Each Plan aims to reduce economic inequalities. Economic inequalities are indicative of exploitation and injustice in the country. This makes the rich richer and the poor poorer. A number of measures have been taken in the plans to achieve the objectives of economic equality, in particular through progressive taxation and the reservation of jobs for economically backward classes. The objective of the socialist model of society was established in the second plan mainly to achieve this goal.
9. Social justice:
Another objective of each plan has been to promote social justice. It is possible in two ways, one is to reduce the poverty of the poorest part of society and the other is to reduce inequalities of wealth and income. According to the Eighth Plan, a person is poor if he spends less than Rs on consumption. 328 per month in rural area and Rs. 454 per month in the urban area at prices from 1999-2000. About 26 percent of the indigenous population lives below the poverty line. The tenth plan aims to reduce it to 21%.The other objective of the plan is to raise the standard of living of people. The standard of living depends on many factors such as per ca-pita income growth, price stability, equitable income distribution, etc. During the period of the Plans, per ca-pita income at fair prices.
10. Increasing standard of living:
The other objective of the plan is to raise the standard of living of people. The standard of living depends on many factors such as per ca-pita income growth, price stability, equitable income distribution, etc. During the period of the Plans, per ca-pita income at current prices has reached only Rs. 20988.
The advantages that the investments of the foreign companies contribute to the Indian economy can be:
1. Government revenues will increase by billions of dollars that can be used for the development of the economy.
2. The savings of Indian consumers will increase as they will get food grade products at a cheaper price.
3. Employment opportunities will increase due to the development of various sectors.
4. Greater compensation for farmers can be expected to put an end to their calamities.
5. Infrastructure and technology transfers will increase. In addition, efficiency will improve because of competitions.
It also has disadvantages in other ways
1. The entry of large foreign companies will cause a severe displacement of small and unorganized enterprises
2. It would lead to monopoly in some sectors.
However, see more benefits with the entry of foreign companies in favor of the Indian economy.

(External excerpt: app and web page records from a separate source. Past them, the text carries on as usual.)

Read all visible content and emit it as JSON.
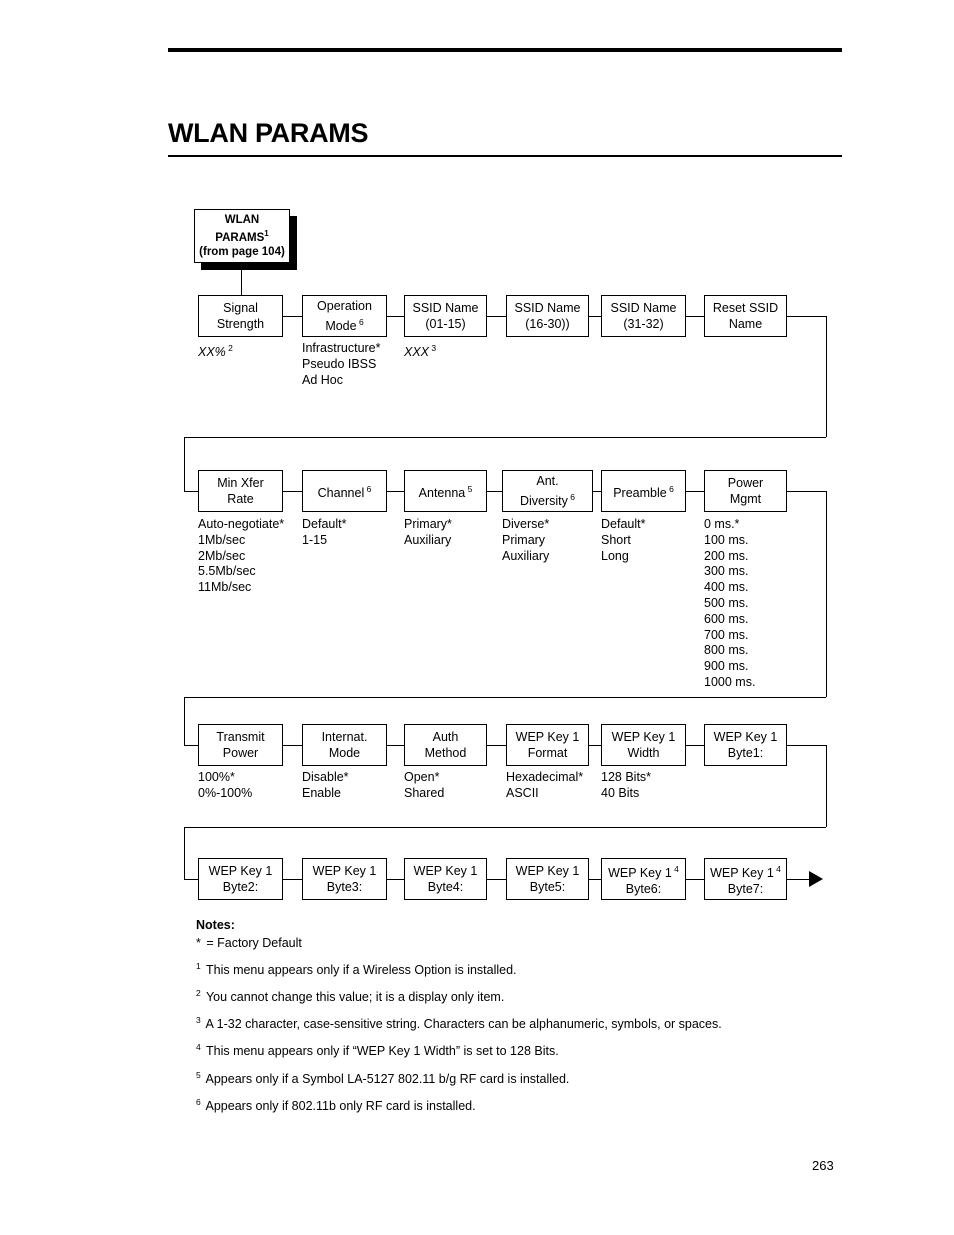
{
  "page": {
    "title": "WLAN PARAMS",
    "number": "263"
  },
  "root": {
    "line1": "WLAN",
    "line2": "PARAMS",
    "line2_sup": "1",
    "line3": "(from page 104)"
  },
  "rows": [
    {
      "nodes": [
        {
          "line1": "Signal",
          "line2": "Strength"
        },
        {
          "line1": "Operation",
          "line2": "Mode",
          "line2_sup": "6"
        },
        {
          "line1": "SSID Name",
          "line2": "(01-15)"
        },
        {
          "line1": "SSID Name",
          "line2": "(16-30))"
        },
        {
          "line1": "SSID Name",
          "line2": "(31-32)"
        },
        {
          "line1": "Reset SSID",
          "line2": "Name"
        }
      ],
      "options": [
        {
          "items": [
            {
              "text": "XX%",
              "italic": true,
              "sup": "2"
            }
          ]
        },
        {
          "items": [
            {
              "text": "Infrastructure*"
            },
            {
              "text": "Pseudo IBSS"
            },
            {
              "text": "Ad Hoc"
            }
          ]
        },
        {
          "items": [
            {
              "text": "XXX",
              "italic": true,
              "sup": "3"
            }
          ]
        },
        {
          "items": []
        },
        {
          "items": []
        },
        {
          "items": []
        }
      ]
    },
    {
      "nodes": [
        {
          "line1": "Min Xfer",
          "line2": "Rate"
        },
        {
          "line1": "Channel",
          "line1_sup": "6"
        },
        {
          "line1": "Antenna",
          "line1_sup": "5"
        },
        {
          "line1": "Ant.",
          "line2": "Diversity",
          "line2_sup": "6"
        },
        {
          "line1": "Preamble",
          "line1_sup": "6"
        },
        {
          "line1": "Power",
          "line2": "Mgmt"
        }
      ],
      "options": [
        {
          "items": [
            {
              "text": "Auto-negotiate*"
            },
            {
              "text": "1Mb/sec"
            },
            {
              "text": "2Mb/sec"
            },
            {
              "text": "5.5Mb/sec"
            },
            {
              "text": "11Mb/sec"
            }
          ]
        },
        {
          "items": [
            {
              "text": "Default*"
            },
            {
              "text": "1-15"
            }
          ]
        },
        {
          "items": [
            {
              "text": "Primary*"
            },
            {
              "text": "Auxiliary"
            }
          ]
        },
        {
          "items": [
            {
              "text": "Diverse*"
            },
            {
              "text": "Primary"
            },
            {
              "text": "Auxiliary"
            }
          ]
        },
        {
          "items": [
            {
              "text": "Default*"
            },
            {
              "text": "Short"
            },
            {
              "text": "Long"
            }
          ]
        },
        {
          "items": [
            {
              "text": "0 ms.*"
            },
            {
              "text": "100 ms."
            },
            {
              "text": "200 ms."
            },
            {
              "text": "300 ms."
            },
            {
              "text": "400 ms."
            },
            {
              "text": "500 ms."
            },
            {
              "text": "600 ms."
            },
            {
              "text": "700 ms."
            },
            {
              "text": "800 ms."
            },
            {
              "text": "900 ms."
            },
            {
              "text": "1000 ms."
            }
          ]
        }
      ]
    },
    {
      "nodes": [
        {
          "line1": "Transmit",
          "line2": "Power"
        },
        {
          "line1": "Internat.",
          "line2": "Mode"
        },
        {
          "line1": "Auth",
          "line2": "Method"
        },
        {
          "line1": "WEP Key 1",
          "line2": "Format"
        },
        {
          "line1": "WEP Key 1",
          "line2": "Width"
        },
        {
          "line1": "WEP Key 1",
          "line2": "Byte1:"
        }
      ],
      "options": [
        {
          "items": [
            {
              "text": "100%*"
            },
            {
              "text": "0%-100%"
            }
          ]
        },
        {
          "items": [
            {
              "text": "Disable*"
            },
            {
              "text": "Enable"
            }
          ]
        },
        {
          "items": [
            {
              "text": "Open*"
            },
            {
              "text": "Shared"
            }
          ]
        },
        {
          "items": [
            {
              "text": "Hexadecimal*"
            },
            {
              "text": "ASCII"
            }
          ]
        },
        {
          "items": [
            {
              "text": "128 Bits*"
            },
            {
              "text": "40 Bits"
            }
          ]
        },
        {
          "items": []
        }
      ]
    },
    {
      "nodes": [
        {
          "line1": "WEP Key 1",
          "line2": "Byte2:"
        },
        {
          "line1": "WEP Key 1",
          "line2": "Byte3:"
        },
        {
          "line1": "WEP Key 1",
          "line2": "Byte4:"
        },
        {
          "line1": "WEP Key 1",
          "line2": "Byte5:"
        },
        {
          "line1": "WEP Key 1",
          "line1_sup": "4",
          "line2": "Byte6:"
        },
        {
          "line1": "WEP Key 1",
          "line1_sup": "4",
          "line2": "Byte7:"
        }
      ],
      "options": [
        {
          "items": []
        },
        {
          "items": []
        },
        {
          "items": []
        },
        {
          "items": []
        },
        {
          "items": []
        },
        {
          "items": []
        }
      ]
    }
  ],
  "notes": {
    "heading": "Notes:",
    "items": [
      {
        "mark": "*",
        "is_star": true,
        "text": "= Factory Default"
      },
      {
        "mark": "1",
        "text": "This menu appears only if a Wireless Option is installed."
      },
      {
        "mark": "2",
        "text": "You cannot change this value; it is a display only item."
      },
      {
        "mark": "3",
        "text": "A 1-32 character, case-sensitive string. Characters can be alphanumeric, symbols, or spaces."
      },
      {
        "mark": "4",
        "text": "This menu appears only if “WEP Key 1 Width” is set to 128 Bits."
      },
      {
        "mark": "5",
        "text": "Appears only if a Symbol LA-5127 802.11 b/g RF card is installed."
      },
      {
        "mark": "6",
        "text": "Appears only if 802.11b only RF card is installed."
      }
    ]
  }
}
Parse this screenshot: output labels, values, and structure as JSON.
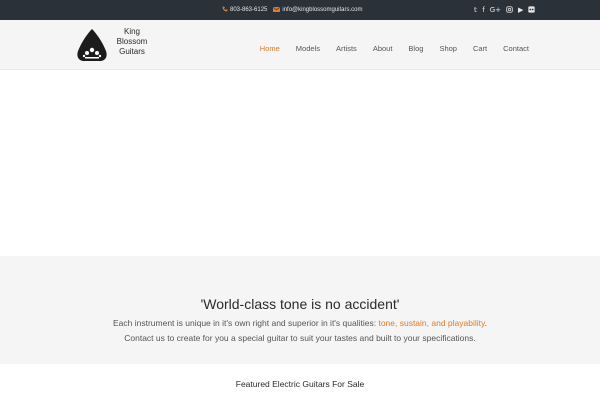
{
  "topbar": {
    "phone": "803-863-6125",
    "email": "info@kingblossomguitars.com",
    "social_icons": [
      "twitter-icon",
      "facebook-icon",
      "google-plus-icon",
      "instagram-icon",
      "youtube-icon",
      "flickr-icon"
    ],
    "social_glyphs": {
      "twitter": "𝕥",
      "facebook": "f",
      "google_plus": "G+",
      "youtube": "▶"
    }
  },
  "logo": {
    "line1": "King",
    "line2": "Blossom",
    "line3": "Guitars"
  },
  "nav": {
    "items": [
      "Home",
      "Models",
      "Artists",
      "About",
      "Blog",
      "Shop",
      "Cart",
      "Contact"
    ]
  },
  "tagline": {
    "heading": "'World-class tone is no accident'",
    "line1_before": "Each instrument is unique in it's own right and superior in it's qualities: ",
    "line1_highlight": "tone, sustain, and playability",
    "line1_after": ".",
    "line2": "Contact us to create for you a special guitar to suit your tastes and built to your specifications."
  },
  "featured": {
    "title": "Featured Electric Guitars For Sale"
  },
  "colors": {
    "accent": "#e07b27",
    "topbar_bg": "#2b3138",
    "header_bg": "#f5f5f5"
  }
}
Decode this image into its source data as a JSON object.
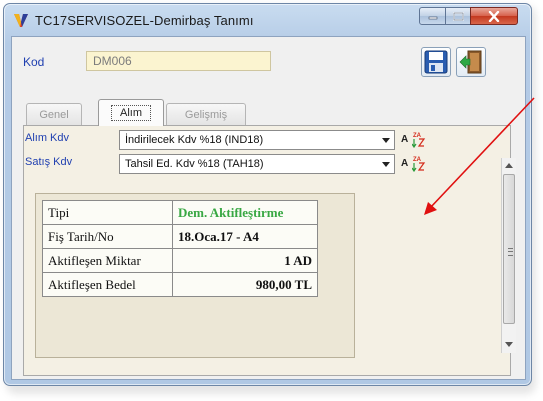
{
  "window": {
    "title": "TC17SERVISOZEL-Demirbaş Tanımı"
  },
  "kod": {
    "label": "Kod",
    "value": "DM006"
  },
  "tabs": [
    {
      "label": "Genel"
    },
    {
      "label": "Alım"
    },
    {
      "label": "Gelişmiş"
    }
  ],
  "alim_kdv": {
    "label": "Alım Kdv",
    "value": "İndirilecek Kdv %18 (IND18)"
  },
  "satis_kdv": {
    "label": "Satış Kdv",
    "value": "Tahsil Ed. Kdv %18 (TAH18)"
  },
  "a_label": "A",
  "info_rows": [
    {
      "key": "Tipi",
      "value": "Dem. Aktifleştirme"
    },
    {
      "key": "Fiş Tarih/No",
      "value": "18.Oca.17 - A4"
    },
    {
      "key": "Aktifleşen Miktar",
      "value": "1 AD"
    },
    {
      "key": "Aktifleşen Bedel",
      "value": "980,00 TL"
    }
  ],
  "colors": {
    "label_blue": "#1f3fb0",
    "type_green": "#39a843",
    "annotation_red": "#e01010"
  }
}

The development of India's security markets began with the launch of the Bombay Stock Exchange (BSE), Mumbai in July 1875 and the Ahmadabad Stock Exchange in 1894 and another 22 in several cities over the years. In 2014, India's stock market became the tenth largest in the world by market capitalization, just above those of South Korea and Australia. The two major stock exchanges in India, BSE and the Indian National Stock Exchange had a market capitalization of US $ 1.71 trillion and US $ 1.68 trillion respectively from February 2015, according to the World Federation of Exchanges .
The IPO market in India has been small compared to NYSE and NASDAQ, raising $ 300 million in 2013 and $ 1.4 billion in 2012. Ernst & Young says that low IPO activity reflects Market conditions as well as slow government approval process and complex regulations. Before 2013, Indian companies were not allowed to list their securities internationally without completing an IPO in India. By 2013, these security laws were reformed and Indian companies can now choose where they want to list first - abroad, at home or at the same time. In addition, security laws have been revised to facilitate listing abroad of listed companies, to increase private equity liquidity and international investors in Indian companies.